How has it been celebrated through history?
The first readings of the Declaration were made in Philadelphia squares and met with bonfires and the ringing of bells. In Bristol, Rhode Island, a salute of 13 gunshots in the morning and evening marked the day in 1777, the country’s first formal 4 July celebration and a point of pride in the town to this day, which has held an annual parade since 1785.
In 1778, George Washington, then a general in the revolutionary army, issued his troops with a double rum ration to cheer the day. The first recorded music commemorating independence was the “Psalm of Joy”, written by Johann Friedrich Peter in Salem, North Carolina, in 1783. Congress made the day an unpaid national holiday for federal workers in 1870 but it has been a paid vacation since 1938.
How do people celebrate it today?
All major cities hail 4 July with spectacular fireworks displays, the White House giving its own.
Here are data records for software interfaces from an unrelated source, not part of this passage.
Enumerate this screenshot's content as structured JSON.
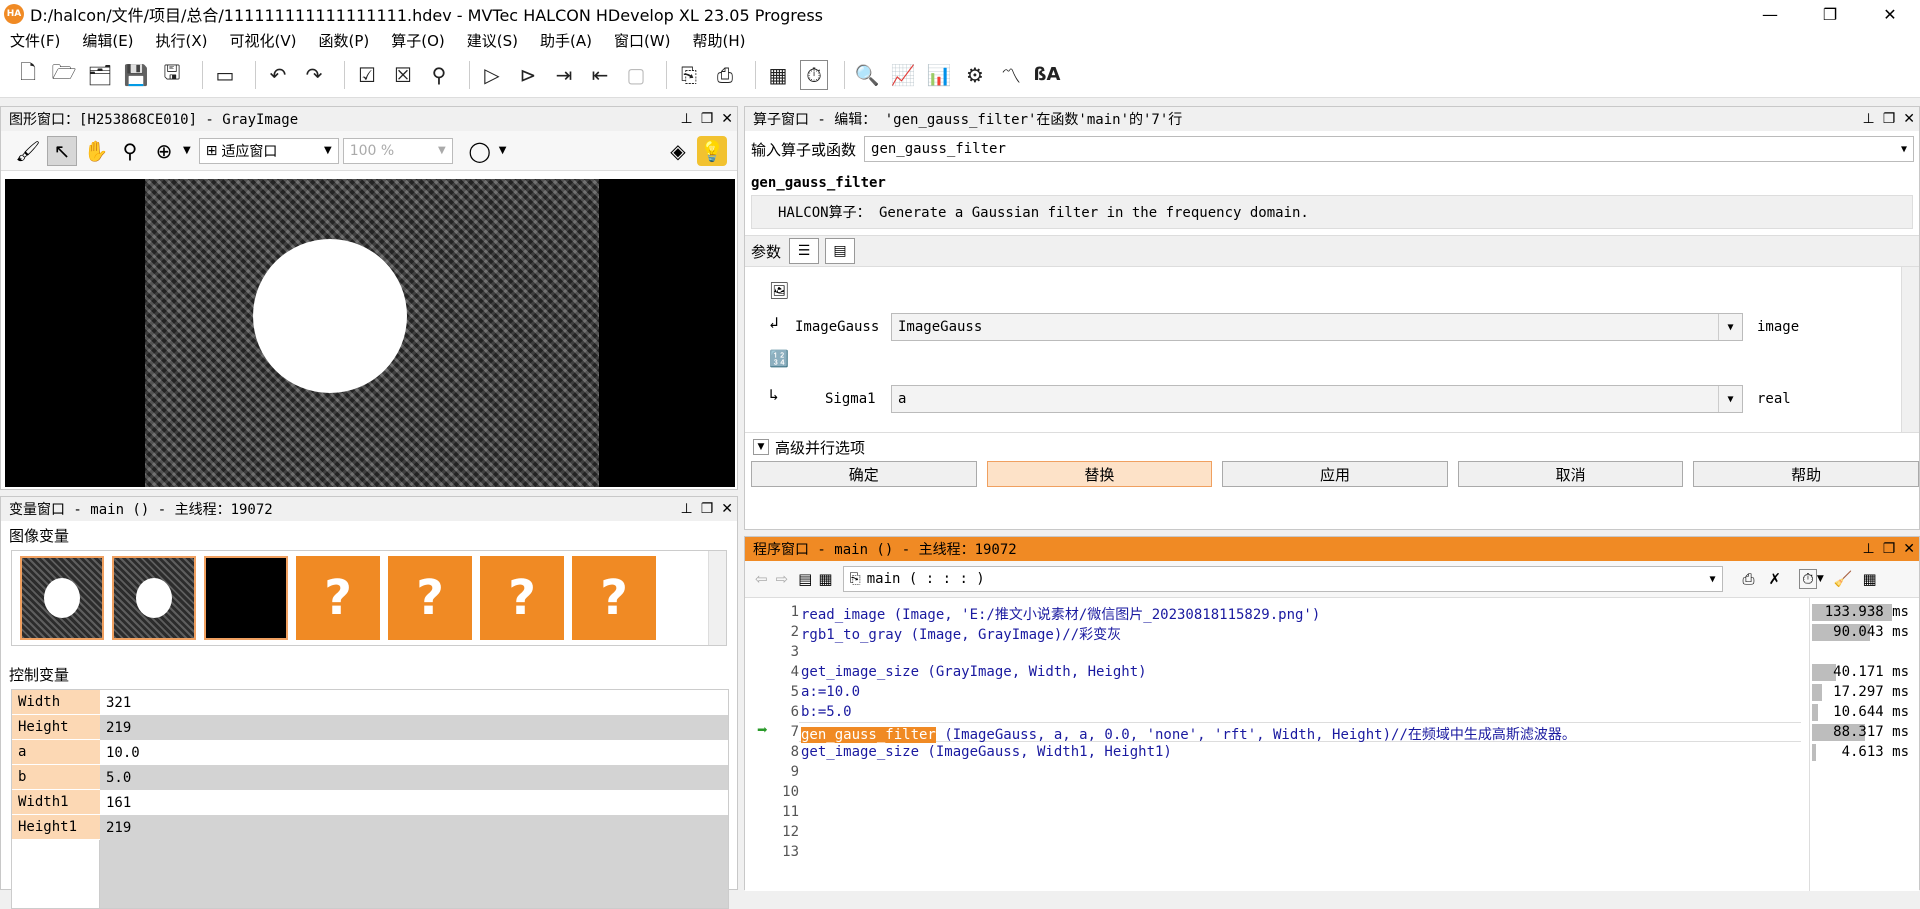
{
  "window": {
    "app_icon": "HA",
    "title": "D:/halcon/文件/项目/总合/111111111111111111.hdev - MVTec HALCON HDevelop XL 23.05 Progress",
    "minimize": "—",
    "restore": "❐",
    "close": "✕"
  },
  "menu": [
    "文件(F)",
    "编辑(E)",
    "执行(X)",
    "可视化(V)",
    "函数(P)",
    "算子(O)",
    "建议(S)",
    "助手(A)",
    "窗口(W)",
    "帮助(H)"
  ],
  "graphics": {
    "header": "图形窗口：[H253868CE010] - GrayImage",
    "zoom_mode": "适应窗口",
    "zoom_percent": "100 %"
  },
  "variables": {
    "header": "变量窗口 - main () - 主线程：19072",
    "image_section": "图像变量",
    "thumb_placeholder": "?",
    "control_section": "控制变量",
    "control_vars": [
      {
        "name": "Width",
        "value": "321"
      },
      {
        "name": "Height",
        "value": "219"
      },
      {
        "name": "a",
        "value": "10.0"
      },
      {
        "name": "b",
        "value": "5.0"
      },
      {
        "name": "Width1",
        "value": "161"
      },
      {
        "name": "Height1",
        "value": "219"
      }
    ]
  },
  "operator": {
    "header": "算子窗口 - 编辑： 'gen_gauss_filter'在函数'main'的'7'行",
    "input_label": "输入算子或函数",
    "input_value": "gen_gauss_filter",
    "name": "gen_gauss_filter",
    "description": "HALCON算子： Generate a Gaussian filter in the frequency domain.",
    "params_label": "参数",
    "params": [
      {
        "name": "ImageGauss",
        "value": "ImageGauss",
        "type": "image"
      },
      {
        "name": "Sigma1",
        "value": "a",
        "type": "real"
      }
    ],
    "advanced": "高级并行选项",
    "buttons": {
      "ok": "确定",
      "replace": "替换",
      "apply": "应用",
      "cancel": "取消",
      "help": "帮助"
    }
  },
  "program": {
    "header": "程序窗口 - main () - 主线程：19072",
    "procedure": "main ( : : : )",
    "lines": [
      {
        "n": "1",
        "code": "read_image (Image, 'E:/推文小说素材/微信图片_20230818115829.png')",
        "time": "133.938 ms"
      },
      {
        "n": "2",
        "code": "rgb1_to_gray (Image, GrayImage)//彩变灰",
        "time": "90.043 ms"
      },
      {
        "n": "3",
        "code": "",
        "time": ""
      },
      {
        "n": "4",
        "code": "get_image_size (GrayImage, Width, Height)",
        "time": "40.171 ms"
      },
      {
        "n": "5",
        "code": "a:=10.0",
        "time": "17.297 ms"
      },
      {
        "n": "6",
        "code": "b:=5.0",
        "time": "10.644 ms"
      },
      {
        "n": "7",
        "code_kw": "gen_gauss_filter",
        "code_rest": " (ImageGauss, a, a, 0.0, 'none', 'rft', Width, Height)//在频域中生成高斯滤波器。",
        "time": "88.317 ms"
      },
      {
        "n": "8",
        "code": "get_image_size (ImageGauss, Width1, Height1)",
        "time": "4.613 ms"
      },
      {
        "n": "9",
        "code": "",
        "time": ""
      },
      {
        "n": "10",
        "code": "",
        "time": ""
      },
      {
        "n": "11",
        "code": "",
        "time": ""
      },
      {
        "n": "12",
        "code": "",
        "time": ""
      },
      {
        "n": "13",
        "code": "",
        "time": ""
      }
    ],
    "timing_fractions": [
      1.0,
      0.72,
      0,
      0.3,
      0.13,
      0.08,
      0.66,
      0.03
    ]
  },
  "colors": {
    "accent_orange": "#f08a24",
    "code_blue": "#1a1aa0",
    "var_name_bg": "#fcd8b4"
  }
}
The occasion is otherwise marked in towns across America with picnics, baseball games, marches, brass bands playing John Philip Sousa tunes and performances of “The Star-Spangled Banner”.
As a national holiday, it also serves as an occasion for family reunions and vacations.
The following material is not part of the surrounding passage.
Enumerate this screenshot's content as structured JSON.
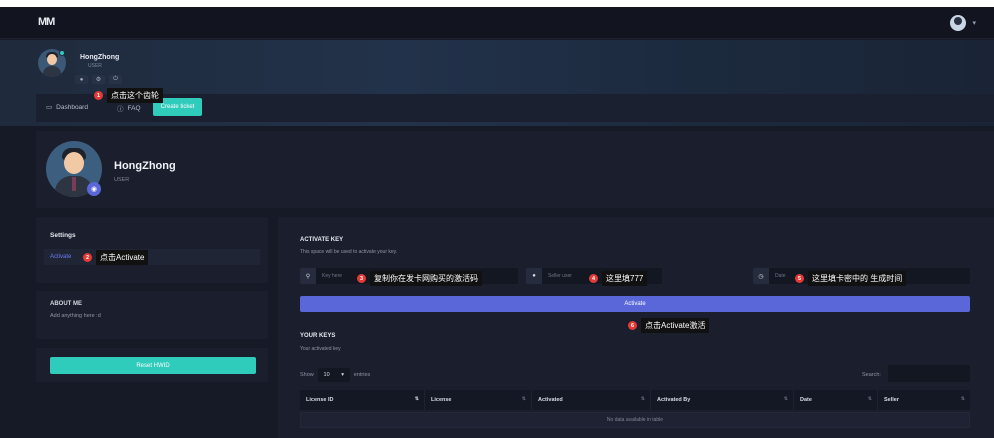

History of the Association is a work in progress
The Association of probation Supervisors Celebrated its 50th year in 2014. It is the strength of the coalition between our Membership-Supervising Deputy Probation Officers, Supervising Detention Supervisors, and Supervising Transportation Deputies as well as our continued relationship with SEIU 721 that affords us our strength and unity. In 2017 our Association formed Lodge 702 Fraternal Order of Police, with this came a Legal Defense Fund that will offer legal services to our members who decide to join the Lodge as well. Below is a brief history our Association dating back to 1969 which is taken directly from our second contract.
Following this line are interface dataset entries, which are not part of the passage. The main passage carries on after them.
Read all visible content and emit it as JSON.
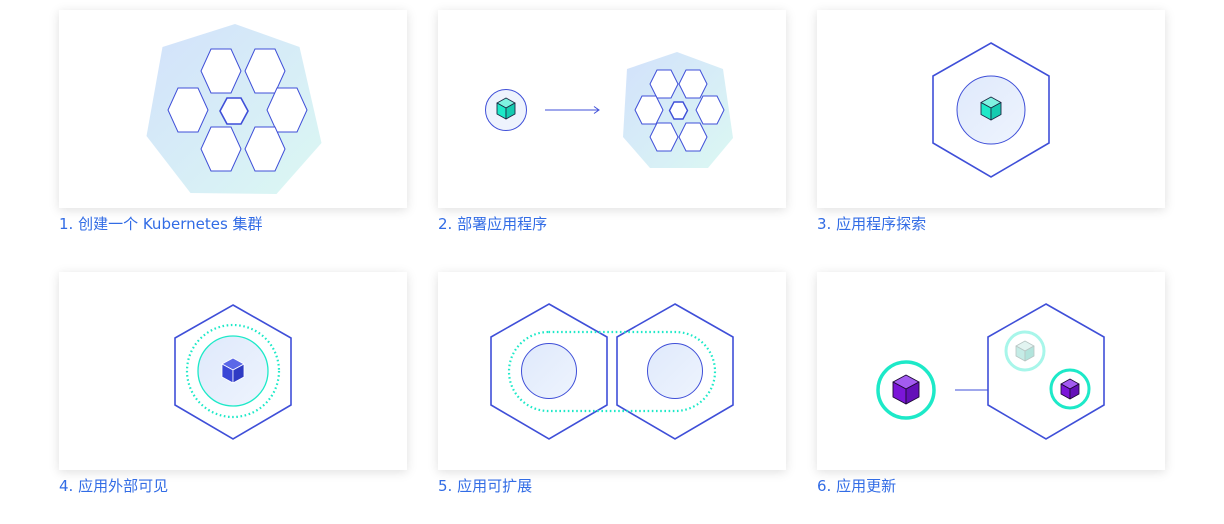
{
  "modules": [
    {
      "caption": "1. 创建一个 Kubernetes 集群",
      "illustration": "cluster-hexagons-icon"
    },
    {
      "caption": "2. 部署应用程序",
      "illustration": "deploy-app-icon"
    },
    {
      "caption": "3. 应用程序探索",
      "illustration": "explore-app-icon"
    },
    {
      "caption": "4. 应用外部可见",
      "illustration": "expose-app-icon"
    },
    {
      "caption": "5. 应用可扩展",
      "illustration": "scale-app-icon"
    },
    {
      "caption": "6. 应用更新",
      "illustration": "update-app-icon"
    }
  ],
  "colors": {
    "caption": "#326ce5",
    "outline": "#3f4fd8",
    "teal": "#1de9c8",
    "purple": "#7b16d8",
    "gradient_start": "#d3e3fb",
    "gradient_end": "#d8f7f2"
  }
}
Pursuant to the provisions of the Employee Relations Ordinance of the County of Los Angeles and applicable State law, Joint Council of Supervising Deputy Probation Officers Association/Los Angeles County Employees Association was certified on December 10, 1969 by County’s Employee Relations Commission (Employee Relations Commission File No. 23-69) as the majority representative of County employees in the Supervising Deputy Probation Officers Employee Representation Unit (hereinafter “Unit”) previously found to be appropriate by said Employee Relations Commission. Management hereby recognizes Joint Council of Supervising Deputy Probation Officers Association/Los Angeles County Employees Association as the certified majority representative of the employees in said Unit. The term “employee” or “employees” as used herein shall refer only to employees employed by the County in said Unit in the employee classifications listed in Article 7, Salaries, as well as such classes as may be added hereafter by the Employee Relations Commission. Notwithstanding the above, if Management and Joint Council agree on exclusivity, then it will become effective in this Unit.
It is the purpose of this Memorandum of Understanding to promote and provide for harmonious relations, cooperation and understanding between Management and the employees covered herein; to provide an orderly and equitable means of resolving any misunderstandings or differences which may arise under this Memorandum of Understanding; and to set forth the full and entire understanding of the parties reached as a result of good faith negotiations regarding the wages, hours and other terms and conditions of employment of the employees covered hereby, which understanding the parties intend jointly to submit and recommend for approval and implementation to County’s Board of Supervisors. Take note that there were only two classes of probation Supervisors, the SDPO's and the Transportation Supervisors. The Salary in 1972 was: SDPO $1170.00-1485, and the Transportation Supervisors' pay scale was $819-1020.00